If you have a system that you allow other people to use, you may at times want to be able to see when others have logged into your system. This may be particularly true with systems you use as a server, a workstation at a school, or even a family computer that may have multiple accounts on it. Though the system has tools like the Console or Activity Monitor, which can show information about users on the system, using these to track when they logged in can be a bit cumbersome.
To view this information specifically, the terminal has a great utility called "last," which is very straightforward and easy to use. Just open a Terminal window and enter the command "last," and the system will list off the last time various users have logged in to the system, be it through the log-in window or through the Terminal itself.

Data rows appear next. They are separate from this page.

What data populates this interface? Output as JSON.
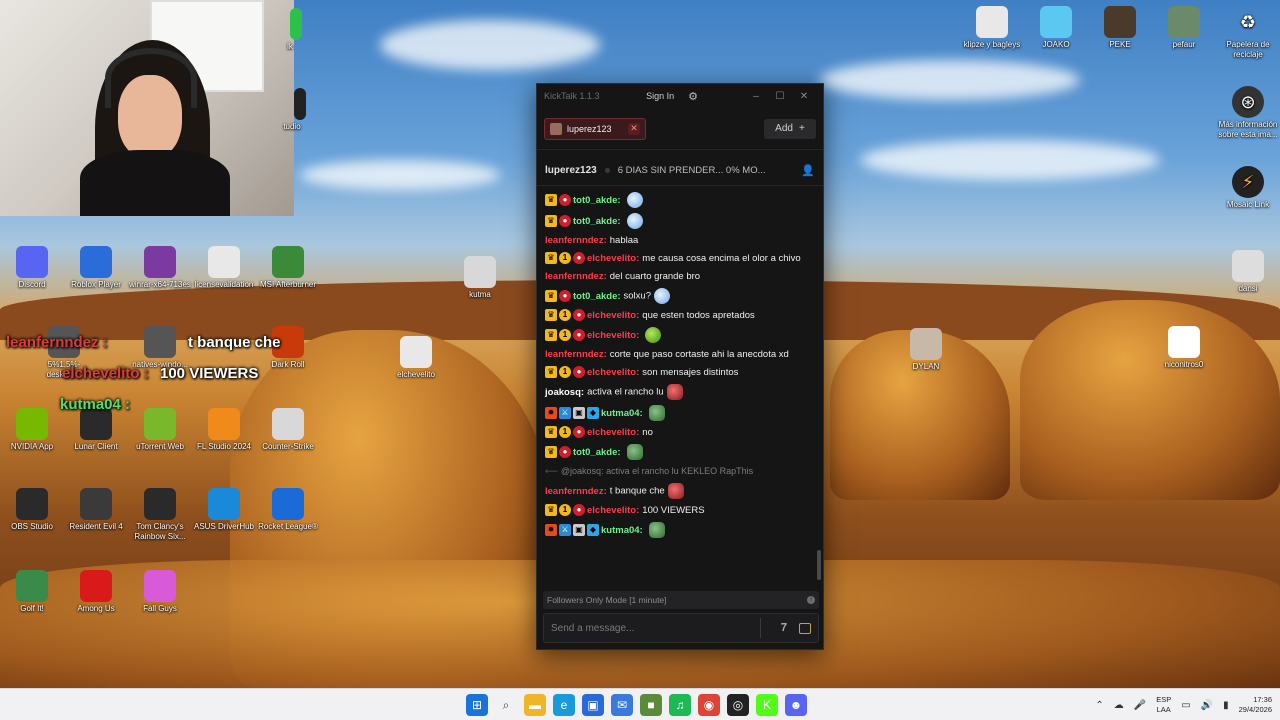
{
  "desktop": {
    "icons_left": [
      {
        "label": "Discord",
        "glyph": "discord-icon",
        "color": "#5865f2"
      },
      {
        "label": "Roblox Player",
        "glyph": "roblox-icon",
        "color": "#2a6dd8"
      },
      {
        "label": "winrar-x64-713es",
        "glyph": "winrar-icon",
        "color": "#7a3aa0"
      },
      {
        "label": "licensevalidation",
        "glyph": "file-icon",
        "color": "#e8e8e8"
      },
      {
        "label": "MSI Afterburner",
        "glyph": "afterburner-icon",
        "color": "#3a8a3a"
      },
      {
        "label": "5%1.5%-desktop...",
        "glyph": "app-icon",
        "color": "#555"
      },
      {
        "label": "natives-windo...",
        "glyph": "app-icon",
        "color": "#555"
      },
      {
        "label": "Dark Roll",
        "glyph": "game-icon",
        "color": "#c83a0a"
      },
      {
        "label": "NVIDIA App",
        "glyph": "nvidia-icon",
        "color": "#76b900"
      },
      {
        "label": "Lunar Client",
        "glyph": "lunar-icon",
        "color": "#2a2a2a"
      },
      {
        "label": "uTorrent Web",
        "glyph": "utorrent-icon",
        "color": "#78b82a"
      },
      {
        "label": "FL Studio 2024",
        "glyph": "flstudio-icon",
        "color": "#f08a1a"
      },
      {
        "label": "Counter-Strike",
        "glyph": "cs-icon",
        "color": "#d8d8d8"
      },
      {
        "label": "OBS Studio",
        "glyph": "obs-icon",
        "color": "#2a2a2a"
      },
      {
        "label": "Resident Evil 4",
        "glyph": "re4-icon",
        "color": "#3a3a3a"
      },
      {
        "label": "Tom Clancy's Rainbow Six...",
        "glyph": "r6-icon",
        "color": "#2a2a2a"
      },
      {
        "label": "ASUS DriverHub",
        "glyph": "asus-icon",
        "color": "#1a8ad8"
      },
      {
        "label": "Rocket League®",
        "glyph": "rocketleague-icon",
        "color": "#1a6ad8"
      },
      {
        "label": "Golf It!",
        "glyph": "golfit-icon",
        "color": "#3a8a4a"
      },
      {
        "label": "Among Us",
        "glyph": "amongus-icon",
        "color": "#d81a1a"
      },
      {
        "label": "Fall Guys",
        "glyph": "fallguys-icon",
        "color": "#d85ad8"
      }
    ],
    "icons_middle": [
      {
        "label": "kutma",
        "glyph": "folder-icon"
      },
      {
        "label": "elchevelito",
        "glyph": "folder-icon"
      },
      {
        "label": "DYLAN",
        "glyph": "folder-icon"
      }
    ],
    "icons_right": [
      {
        "label": "klipze y bagleys",
        "glyph": "folder-icon"
      },
      {
        "label": "JOAKO",
        "glyph": "folder-icon"
      },
      {
        "label": "PEKE",
        "glyph": "folder-icon"
      },
      {
        "label": "pefaur",
        "glyph": "folder-icon"
      },
      {
        "label": "Papelera de reciclaje",
        "glyph": "recycle-bin-icon"
      },
      {
        "label": "Más información sobre esta ima...",
        "glyph": "info-icon"
      },
      {
        "label": "Mosaic Link",
        "glyph": "mosaic-icon"
      },
      {
        "label": "dansi",
        "glyph": "folder-icon"
      },
      {
        "label": "niconitros0",
        "glyph": "folder-icon"
      }
    ],
    "top_partial": [
      "lk",
      "tudio"
    ],
    "overlay": {
      "line1_user": "leanfernndez :",
      "line1_text": "t banque che",
      "line2_user": "elchevelito :",
      "line2_text": "100 VIEWERS",
      "line3_user": "kutma04 :"
    }
  },
  "kicktalk": {
    "app_title": "KickTalk 1.1.3",
    "sign_in": "Sign In",
    "tab_name": "luperez123",
    "add_label": "Add",
    "add_icon": "+",
    "stream_channel": "luperez123",
    "stream_title": "6 DIAS SIN PRENDER... 0% MO...",
    "status_text": "Followers Only Mode [1 minute]",
    "input_placeholder": "Send a message...",
    "messages": [
      {
        "badges": [
          "crown",
          "sub"
        ],
        "user": "tot0_akde:",
        "ucolor": "u-green",
        "text": "",
        "emote": "e-blue"
      },
      {
        "badges": [
          "crown",
          "sub"
        ],
        "user": "tot0_akde:",
        "ucolor": "u-green",
        "text": "",
        "emote": "e-blue"
      },
      {
        "badges": [],
        "user": "leanfernndez:",
        "ucolor": "u-red",
        "text": "hablaa",
        "emote": ""
      },
      {
        "badges": [
          "crown",
          "one",
          "sub"
        ],
        "user": "elchevelito:",
        "ucolor": "u-red",
        "text": "me causa cosa encima el olor a chivo",
        "emote": ""
      },
      {
        "badges": [],
        "user": "leanfernndez:",
        "ucolor": "u-red",
        "text": "del cuarto grande bro",
        "emote": ""
      },
      {
        "badges": [
          "crown",
          "sub"
        ],
        "user": "tot0_akde:",
        "ucolor": "u-green",
        "text": "solxu?",
        "emote": "e-blue"
      },
      {
        "badges": [
          "crown",
          "one",
          "sub"
        ],
        "user": "elchevelito:",
        "ucolor": "u-red",
        "text": "que esten todos apretados",
        "emote": ""
      },
      {
        "badges": [
          "crown",
          "one",
          "sub"
        ],
        "user": "elchevelito:",
        "ucolor": "u-red",
        "text": "",
        "emote": "e-green"
      },
      {
        "badges": [],
        "user": "leanfernndez:",
        "ucolor": "u-red",
        "text": "corte que paso cortaste ahi la anecdota xd",
        "emote": ""
      },
      {
        "badges": [
          "crown",
          "one",
          "sub"
        ],
        "user": "elchevelito:",
        "ucolor": "u-red",
        "text": "son mensajes distintos",
        "emote": ""
      },
      {
        "badges": [],
        "user": "joakosq:",
        "ucolor": "u-white",
        "text": "activa el rancho lu",
        "emote": "e-red"
      },
      {
        "badges": [
          "fire",
          "blue",
          "grey",
          "cube"
        ],
        "user": "kutma04:",
        "ucolor": "u-green",
        "text": "",
        "emote": "e-pepe"
      },
      {
        "badges": [
          "crown",
          "one",
          "sub"
        ],
        "user": "elchevelito:",
        "ucolor": "u-red",
        "text": "no",
        "emote": ""
      },
      {
        "badges": [
          "crown",
          "sub"
        ],
        "user": "tot0_akde:",
        "ucolor": "u-green",
        "text": "",
        "emote": "e-pepe"
      },
      {
        "reply": "@joakosq: activa el rancho lu KEKLEO RapThis"
      },
      {
        "badges": [],
        "user": "leanfernndez:",
        "ucolor": "u-red",
        "text": "t banque che",
        "emote": "e-red"
      },
      {
        "badges": [
          "crown",
          "one",
          "sub"
        ],
        "user": "elchevelito:",
        "ucolor": "u-red",
        "text": "100 VIEWERS",
        "emote": ""
      },
      {
        "badges": [
          "fire",
          "blue",
          "grey",
          "cube"
        ],
        "user": "kutma04:",
        "ucolor": "u-green",
        "text": "",
        "emote": "e-pepe"
      }
    ]
  },
  "taskbar": {
    "apps": [
      {
        "name": "start-icon",
        "color": "#1a73d8"
      },
      {
        "name": "search-icon",
        "color": "#444"
      },
      {
        "name": "file-explorer-icon",
        "color": "#f0b428"
      },
      {
        "name": "edge-icon",
        "color": "#1a9ad8"
      },
      {
        "name": "store-icon",
        "color": "#2a6ad8"
      },
      {
        "name": "mail-icon",
        "color": "#3a7ad8"
      },
      {
        "name": "minecraft-icon",
        "color": "#5a8a3a"
      },
      {
        "name": "spotify-icon",
        "color": "#1db954"
      },
      {
        "name": "chrome-icon",
        "color": "#db4437"
      },
      {
        "name": "obs-icon",
        "color": "#222"
      },
      {
        "name": "kick-icon",
        "color": "#53fc18"
      },
      {
        "name": "discord-icon",
        "color": "#5865f2"
      }
    ],
    "lang_top": "ESP",
    "lang_bottom": "LAA",
    "time": "17:36",
    "date": "29/4/2026"
  }
}
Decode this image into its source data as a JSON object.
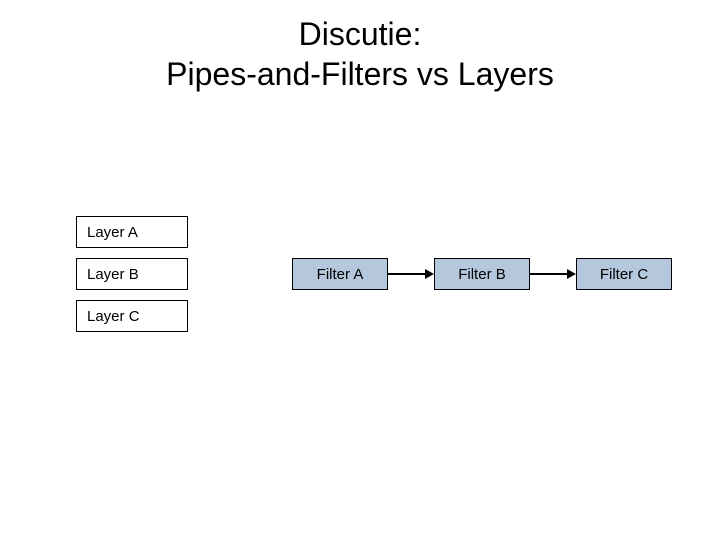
{
  "title": {
    "line1": "Discutie:",
    "line2": "Pipes-and-Filters vs Layers"
  },
  "layers": {
    "items": [
      {
        "label": "Layer A"
      },
      {
        "label": "Layer B"
      },
      {
        "label": "Layer C"
      }
    ]
  },
  "filters": {
    "items": [
      {
        "label": "Filter A"
      },
      {
        "label": "Filter B"
      },
      {
        "label": "Filter C"
      }
    ]
  },
  "colors": {
    "filter_fill": "#b4c7dc",
    "border": "#000000",
    "background": "#ffffff"
  }
}
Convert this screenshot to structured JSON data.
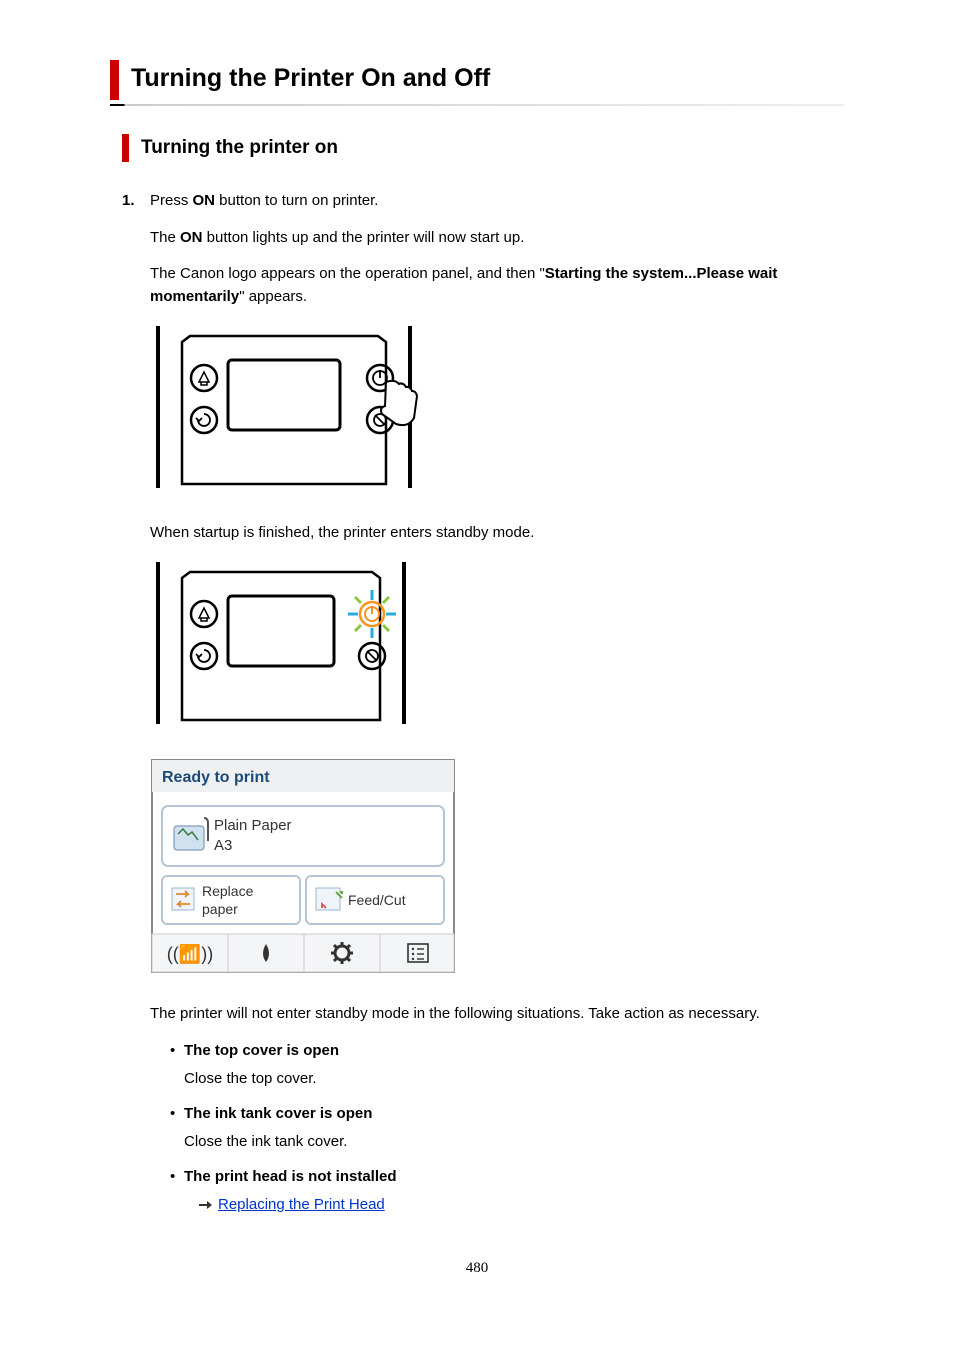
{
  "page": {
    "h1": "Turning the Printer On and Off",
    "h2": "Turning the printer on",
    "step_number": "1.",
    "step_title_pre": "Press ",
    "step_title_bold": "ON",
    "step_title_post": " button to turn on printer.",
    "p1_pre": "The ",
    "p1_bold": "ON",
    "p1_post": " button lights up and the printer will now start up.",
    "p2_pre": "The Canon logo appears on the operation panel, and then \"",
    "p2_bold": "Starting the system...Please wait momentarily",
    "p2_post": "\" appears.",
    "p3": "When startup is finished, the printer enters standby mode.",
    "screen": {
      "status": "Ready to print",
      "paper_type": "Plain Paper",
      "paper_size": "A3",
      "btn_replace_line1": "Replace",
      "btn_replace_line2": "paper",
      "btn_feed": "Feed/Cut"
    },
    "p4": "The printer will not enter standby mode in the following situations. Take action as necessary.",
    "bullets": [
      {
        "title": "The top cover is open",
        "body": "Close the top cover.",
        "link": null
      },
      {
        "title": "The ink tank cover is open",
        "body": "Close the ink tank cover.",
        "link": null
      },
      {
        "title": "The print head is not installed",
        "body": null,
        "link": "Replacing the Print Head"
      }
    ],
    "page_number": "480"
  }
}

The output will list each log-in event as the username used, followed by the log-in type, host name, log-in date, start time, end time, and session duration. The list will be in chronological order starting with the most recent, so you will have to scroll to the top of the Terminal where you entered the command in order to see the most recent log-ins.
Besides the times and durations of the log-in events, the main things to look for in the output are the events that begin with "tty" as the log-in type, versus those that say "console." The tty log-ins are from when someone used the Terminal to access the system, either locally or remotely via the "ssh" command. This means that any time you open a Terminal window, the system technically logs it as a "tty" event (stands for TeleType, which stems from the use of teletype terminals used in the mid 1900s). When an entry says "console," then the user logged in using the log-in window.
Keep in mind that while the "last" command will show log-in sessions, it will not show sharing sessions such as that for file sharing, printer sharing, or screen sharing. Nevertheless, it may be useful if you need to determine when people have accessed a particular system.